Top of INFORMATION GIVEN

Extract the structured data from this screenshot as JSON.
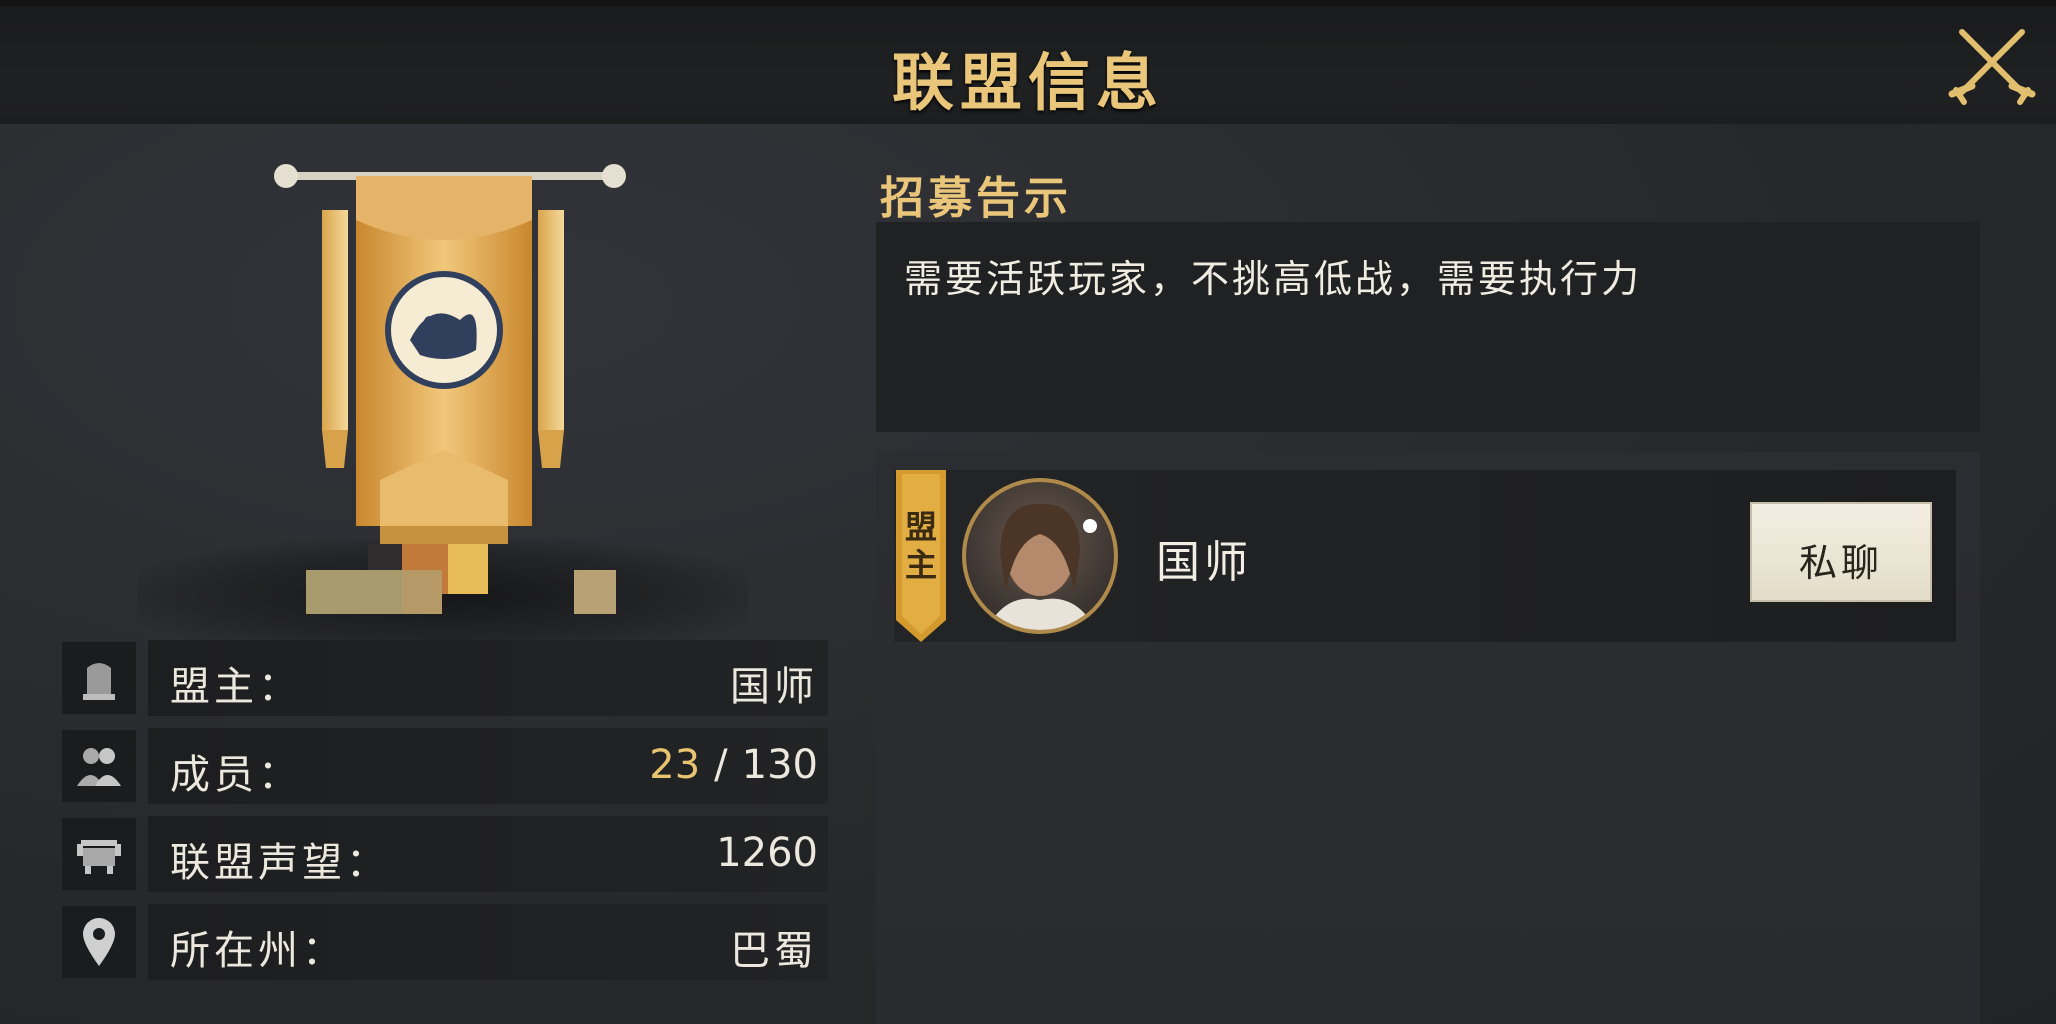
{
  "header": {
    "title": "联盟信息"
  },
  "alliance_info": {
    "rows": [
      {
        "icon": "tombstone-icon",
        "label": "盟主：",
        "value": "国师"
      },
      {
        "icon": "members-icon",
        "label": "成员：",
        "current": "23",
        "separator": "/",
        "max": "130"
      },
      {
        "icon": "cauldron-icon",
        "label": "联盟声望：",
        "value": "1260"
      },
      {
        "icon": "location-pin-icon",
        "label": "所在州：",
        "value": "巴蜀"
      }
    ]
  },
  "recruit": {
    "heading": "招募告示",
    "text": "需要活跃玩家，不挑高低战，需要执行力"
  },
  "members": [
    {
      "role_badge": "盟主",
      "name": "国师",
      "action_label": "私聊"
    }
  ],
  "colors": {
    "accent_gold": "#e9c67a",
    "panel_dark": "#202123",
    "background": "#27292b"
  }
}
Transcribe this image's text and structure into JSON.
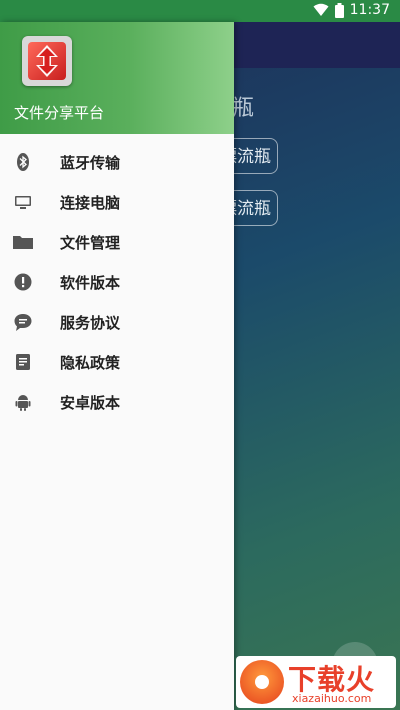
{
  "status_bar": {
    "time": "11:37"
  },
  "background_app": {
    "title_partial": "瓶",
    "button1_partial": "漂流瓶",
    "button2_partial": "漂流瓶"
  },
  "drawer": {
    "app_name": "文件分享平台",
    "menu": [
      {
        "label": "蓝牙传输",
        "icon": "bluetooth-icon"
      },
      {
        "label": "连接电脑",
        "icon": "computer-icon"
      },
      {
        "label": "文件管理",
        "icon": "folder-icon"
      },
      {
        "label": "软件版本",
        "icon": "info-alert-icon"
      },
      {
        "label": "服务协议",
        "icon": "chat-bubble-icon"
      },
      {
        "label": "隐私政策",
        "icon": "document-icon"
      },
      {
        "label": "安卓版本",
        "icon": "android-icon"
      }
    ]
  },
  "watermark": {
    "text": "下载火",
    "sub": "xiazaihuo.com"
  },
  "colors": {
    "header_green": "#3f9c47",
    "status_green": "#2a8a45",
    "watermark_red": "#e8402a"
  }
}
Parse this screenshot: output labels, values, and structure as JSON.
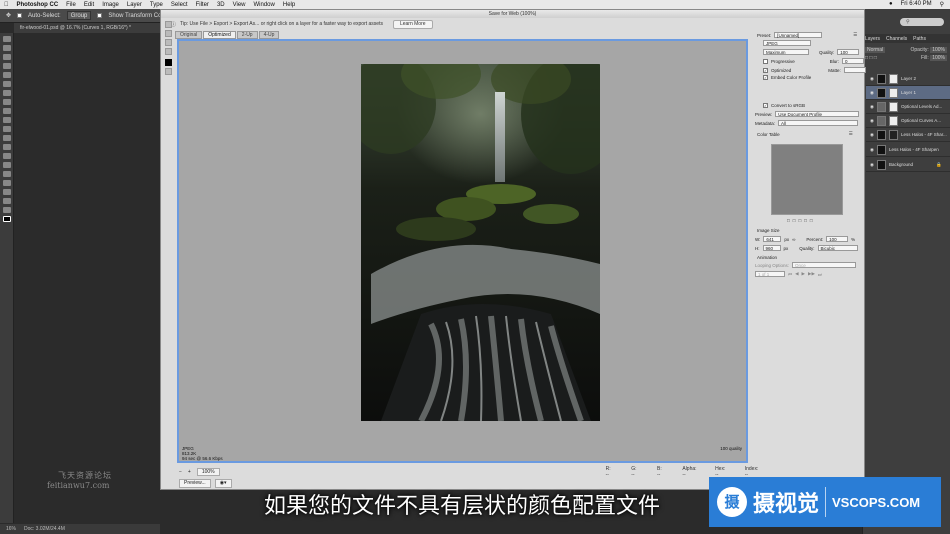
{
  "menubar": {
    "app": "Photoshop CC",
    "items": [
      "File",
      "Edit",
      "Image",
      "Layer",
      "Type",
      "Select",
      "Filter",
      "3D",
      "View",
      "Window",
      "Help"
    ],
    "clock": "Fri 6:40 PM"
  },
  "optionsbar": {
    "auto_select": "Auto-Select:",
    "group": "Group",
    "show_transform": "Show Transform Controls"
  },
  "doc_tab": "fir-elwood-01.psd @ 16.7% (Curves 1, RGB/16*) *",
  "statusbar": {
    "zoom": "16%",
    "doc": "Doc: 3.02M/24.4M"
  },
  "right_panel": {
    "tabs": [
      "Layers",
      "Channels",
      "Paths"
    ],
    "blend": "Normal",
    "opacity_label": "Opacity:",
    "opacity": "100%",
    "fill_label": "Fill:",
    "fill": "100%",
    "layers": [
      {
        "name": "Layer 2",
        "selected": false
      },
      {
        "name": "Layer 1",
        "selected": true
      },
      {
        "name": "Optional Levels Ad...",
        "selected": false
      },
      {
        "name": "Optional Curves A...",
        "selected": false
      },
      {
        "name": "Less Halos - 4F Shar...",
        "selected": false
      },
      {
        "name": "Less Halos - 4F Sharpen",
        "selected": false
      },
      {
        "name": "Background",
        "selected": false
      }
    ]
  },
  "watermark": {
    "line1": "飞天资源论坛",
    "line2": "feitianwu7.com"
  },
  "dialog": {
    "title": "Save for Web (100%)",
    "tip": "Tip: Use File > Export > Export As... or right click on a layer for a faster way to export assets",
    "learn_more": "Learn More",
    "view_tabs": [
      "Original",
      "Optimized",
      "2-Up",
      "4-Up"
    ],
    "info": {
      "format": "JPEG",
      "size": "813.2K",
      "time": "94 sec @ 56.6 Kbps",
      "quality": "100 quality"
    },
    "zoom": "100%",
    "preview": "Preview...",
    "readouts": {
      "r": "R: --",
      "g": "G: --",
      "b": "B: --",
      "alpha": "Alpha: --",
      "hex": "Hex: --",
      "index": "Index: --"
    }
  },
  "settings": {
    "preset_label": "Preset:",
    "preset": "[Unnamed]",
    "format": "JPEG",
    "compression": "Maximum",
    "quality_label": "Quality:",
    "quality": "100",
    "blur_label": "Blur:",
    "blur": "0",
    "matte_label": "Matte:",
    "progressive": "Progressive",
    "optimized": "Optimized",
    "embed_profile": "Embed Color Profile",
    "convert_srgb": "Convert to sRGB",
    "preview_label": "Preview:",
    "preview": "Use Document Profile",
    "metadata_label": "Metadata:",
    "metadata": "All",
    "color_table": "Color Table",
    "image_size": "Image Size",
    "w_label": "W:",
    "w": "641",
    "h_label": "H:",
    "h": "960",
    "unit": "px",
    "percent_label": "Percent:",
    "percent": "100",
    "percent_unit": "%",
    "quality2_label": "Quality:",
    "resample": "Bicubic",
    "animation": "Animation",
    "looping_label": "Looping Options:",
    "looping": "Once",
    "frame": "1 of 1"
  },
  "subtitle": "如果您的文件不具有层状的颜色配置文件",
  "logo": {
    "mark": "摄",
    "name": "摄视觉",
    "url": "VSCOPS.COM"
  }
}
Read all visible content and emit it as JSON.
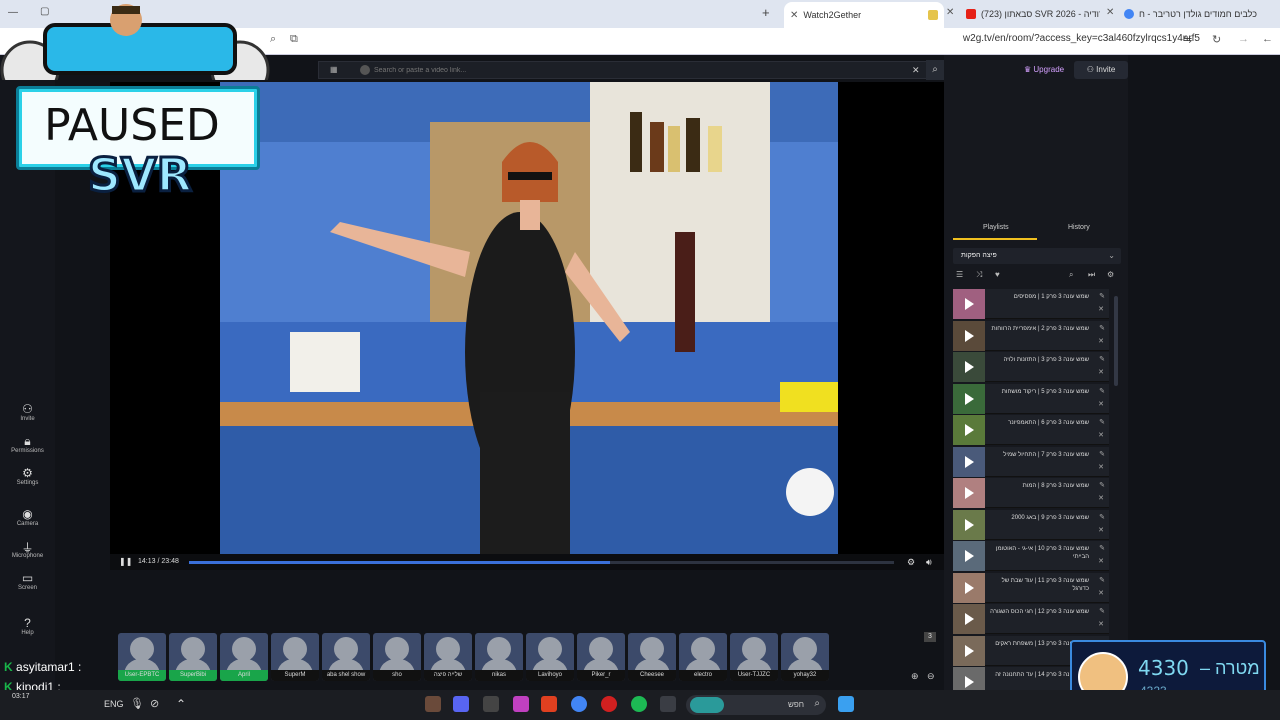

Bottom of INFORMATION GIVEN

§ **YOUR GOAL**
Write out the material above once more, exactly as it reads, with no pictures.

§ **WRITTEN ANSWER**
Extract the structured data from this screenshot as JSON.
{
  "header": {
    "title": "联盟信息"
  },
  "alliance_info": {
    "rows": [
      {
        "icon": "tombstone-icon",
        "label": "盟主：",
        "value": "国师"
      },
      {
        "icon": "members-icon",
        "label": "成员：",
        "current": "23",
        "separator": "/",
        "max": "130"
      },
      {
        "icon": "cauldron-icon",
        "label": "联盟声望：",
        "value": "1260"
      },
      {
        "icon": "location-pin-icon",
        "label": "所在州：",
        "value": "巴蜀"
      }
    ]
  },
  "recruit": {
    "heading": "招募告示",
    "text": "需要活跃玩家，不挑高低战，需要执行力"
  },
  "members": [
    {
      "role_badge": "盟主",
      "name": "国师",
      "action_label": "私聊"
    }
  ],
  "colors": {
    "accent_gold": "#e9c67a",
    "panel_dark": "#202123",
    "background": "#27292b"
  }
}
Transcribe this image's text and structure into JSON.
{
  "status_bar": {
    "time": "11:37"
  },
  "background_app": {
    "title_partial": "瓶",
    "button1_partial": "漂流瓶",
    "button2_partial": "漂流瓶"
  },
  "drawer": {
    "app_name": "文件分享平台",
    "menu": [
      {
        "label": "蓝牙传输",
        "icon": "bluetooth-icon"
      },
      {
        "label": "连接电脑",
        "icon": "computer-icon"
      },
      {
        "label": "文件管理",
        "icon": "folder-icon"
      },
      {
        "label": "软件版本",
        "icon": "info-alert-icon"
      },
      {
        "label": "服务协议",
        "icon": "chat-bubble-icon"
      },
      {
        "label": "隐私政策",
        "icon": "document-icon"
      },
      {
        "label": "安卓版本",
        "icon": "android-icon"
      }
    ]
  },
  "watermark": {
    "text": "下载火",
    "sub": "xiazaihuo.com"
  },
  "colors": {
    "header_green": "#3f9c47",
    "status_green": "#2a8a45",
    "watermark_red": "#e8402a"
  }
}
Parse this screenshot: output labels, values, and structure as JSON.
{
  "menubar": {
    "app": "Photoshop CC",
    "items": [
      "File",
      "Edit",
      "Image",
      "Layer",
      "Type",
      "Select",
      "Filter",
      "3D",
      "View",
      "Window",
      "Help"
    ],
    "clock": "Fri 6:40 PM"
  },
  "optionsbar": {
    "auto_select": "Auto-Select:",
    "group": "Group",
    "show_transform": "Show Transform Controls"
  },
  "doc_tab": "fir-elwood-01.psd @ 16.7% (Curves 1, RGB/16*) *",
  "statusbar": {
    "zoom": "16%",
    "doc": "Doc: 3.02M/24.4M"
  },
  "right_panel": {
    "tabs": [
      "Layers",
      "Channels",
      "Paths"
    ],
    "blend": "Normal",
    "opacity_label": "Opacity:",
    "opacity": "100%",
    "fill_label": "Fill:",
    "fill": "100%",
    "layers": [
      {
        "name": "Layer 2",
        "selected": false
      },
      {
        "name": "Layer 1",
        "selected": true
      },
      {
        "name": "Optional Levels Ad...",
        "selected": false
      },
      {
        "name": "Optional Curves A...",
        "selected": false
      },
      {
        "name": "Less Halos - 4F Shar...",
        "selected": false
      },
      {
        "name": "Less Halos - 4F Sharpen",
        "selected": false
      },
      {
        "name": "Background",
        "selected": false
      }
    ]
  },
  "watermark": {
    "line1": "飞天资源论坛",
    "line2": "feitianwu7.com"
  },
  "dialog": {
    "title": "Save for Web (100%)",
    "tip": "Tip: Use File > Export > Export As... or right click on a layer for a faster way to export assets",
    "learn_more": "Learn More",
    "view_tabs": [
      "Original",
      "Optimized",
      "2-Up",
      "4-Up"
    ],
    "info": {
      "format": "JPEG",
      "size": "813.2K",
      "time": "94 sec @ 56.6 Kbps",
      "quality": "100 quality"
    },
    "zoom": "100%",
    "preview": "Preview...",
    "readouts": {
      "r": "R: --",
      "g": "G: --",
      "b": "B: --",
      "alpha": "Alpha: --",
      "hex": "Hex: --",
      "index": "Index: --"
    }
  },
  "settings": {
    "preset_label": "Preset:",
    "preset": "[Unnamed]",
    "format": "JPEG",
    "compression": "Maximum",
    "quality_label": "Quality:",
    "quality": "100",
    "blur_label": "Blur:",
    "blur": "0",
    "matte_label": "Matte:",
    "progressive": "Progressive",
    "optimized": "Optimized",
    "embed_profile": "Embed Color Profile",
    "convert_srgb": "Convert to sRGB",
    "preview_label": "Preview:",
    "preview": "Use Document Profile",
    "metadata_label": "Metadata:",
    "metadata": "All",
    "color_table": "Color Table",
    "image_size": "Image Size",
    "w_label": "W:",
    "w": "641",
    "h_label": "H:",
    "h": "960",
    "unit": "px",
    "percent_label": "Percent:",
    "percent": "100",
    "percent_unit": "%",
    "quality2_label": "Quality:",
    "resample": "Bicubic",
    "animation": "Animation",
    "looping_label": "Looping Options:",
    "looping": "Once",
    "frame": "1 of 1"
  },
  "subtitle": "如果您的文件不具有层状的颜色配置文件",
  "logo": {
    "mark": "摄",
    "name": "摄视觉",
    "url": "VSCOPS.COM"
  }
}
Read all visible content and emit it as JSON.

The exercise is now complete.